One area that you’d naturally expect refinement in is the game’s graphics and on this point, GTA IV certainly delivers. The series has never had and probably never will feature groundbreaking visuals, but Rockstar definitely knows how to get the most out of the hardware available. This quasi-paradox might seem confusing, but few of the shiniest games around include a world so large or rich. Pop-up is still present, but is less pronounced than before and is made up for by the lack of load times between parts of the city.
Although it doesn’t have the finest graphics on the market, Rockstar have made great use of a few technologies and techniques to give GTA IV a real cinematic feel. Motion capture brings cut scenes alive and makes the game’s characters all that more credible, while selective blurring and more lifelike explosions give shootouts more vigor.
GTA IV’s audio is nigh on perfectThe user interface is also worthy of note. The game’s mini-map is now host to Niko’s health and armour levels, as well as indicating how close you are to losing the police. When you’re on the run, a blue circle appears on your radar and once out of it, your wanted level will lower after a certain length of time. This makes the task of escaping much clearer and the game is better for it.
As you might expect from Rockstar’s track record, GTA IV‘s audio is nigh on perfect. Countless hours of licensed songs are spread across over a dozen radio stations, with the likes of Iggy Pop and Karl Lagerfeld amongst the DJs. The talk stations also return, with the same wealth of comedy that no other title has come near to matching. Some of the music might be a little obscure, but it still succeeds in adding an invaluable layer of depth to the already rich game world.
Liberty City is not just a backdrop for the game’s missions, but an intricate environment that you’ll come to love.
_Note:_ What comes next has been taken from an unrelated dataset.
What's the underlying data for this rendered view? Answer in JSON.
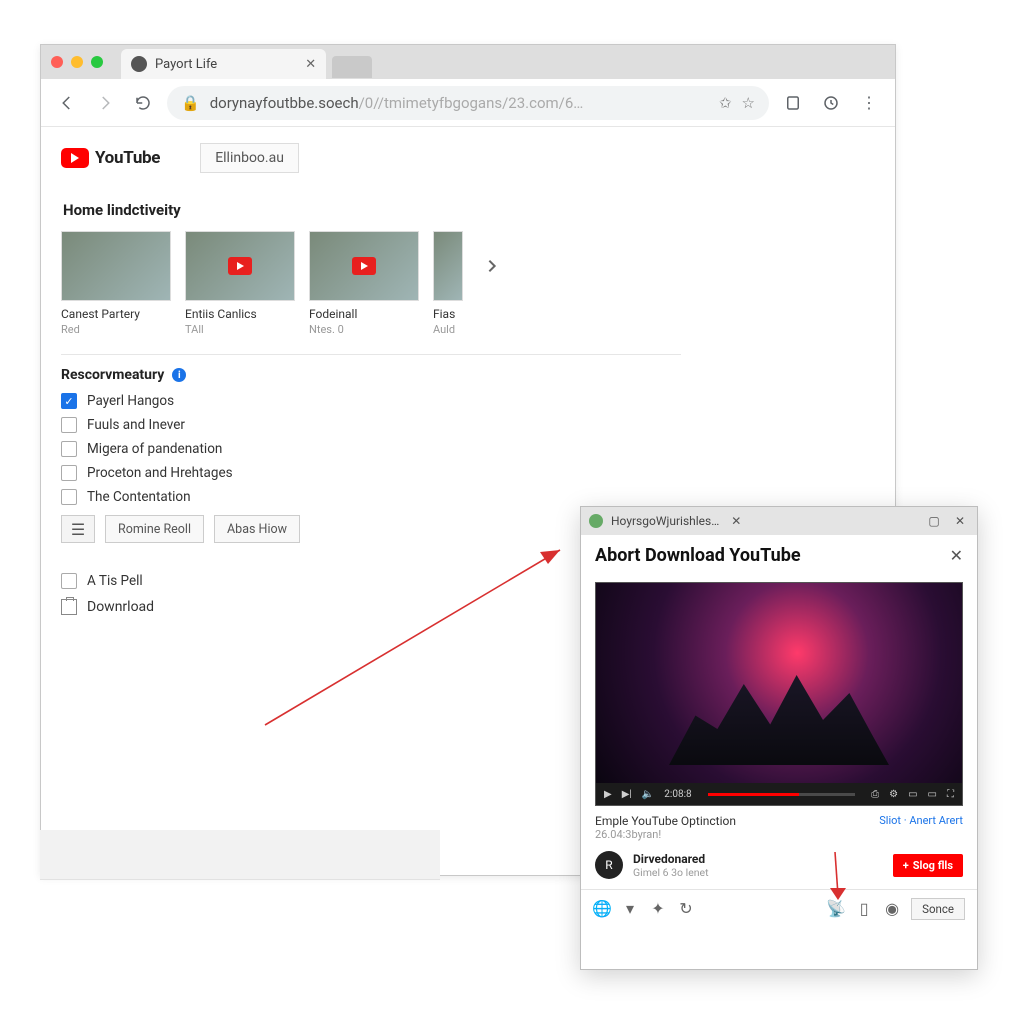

The attention to detail is remarkable at times, especially when you least expect it. There’s a fully realised Internet, the chance to go bowling, play pool, check your balance at an ATM, take helicopter tours and much more. Some of the excesses of San Andreas like the need to keep fit are gone, but there’s still so much to do that you could spend an entire day without touching a single mission.
It excels in creating a genuinely cinematic atmosphereIt’s also a world that you can now enjoy with friends. Accessed through Niko’s phone, online multiplayer includes 15 modes which can accommodate up to 16 players. There are several traditional adversarial modes like deathmatches, races and escort missions, plus co-op missions and a free mode where you can explore and cause havoc in the city at will. Multiplayer is a long awaited feature, but more importantly, it’s one that allows people to share the spontaneous nature of the Grand Theft Auto experience.
It’s in these defining moments that the game truly comes together. GTA IV may not have the best graphics, gunplay, A.I. or driving, but few other games have ever combined so many elements so successfully. It excels in creating a genuinely cinematic atmosphere, with writing on par with anything Hollywood can produce and action sequences that would sit comfortably in any movie. Liberty City has the depth and character to keep you playing for months, and the measures to reduce the frustration that previously dogged the series will make sure that you do just that. GTA IV is a rare gem and one that you’ll remember playing for years to come. It might be one of the most controversial games ever created, but it’s also one of the best.
By Philip Morton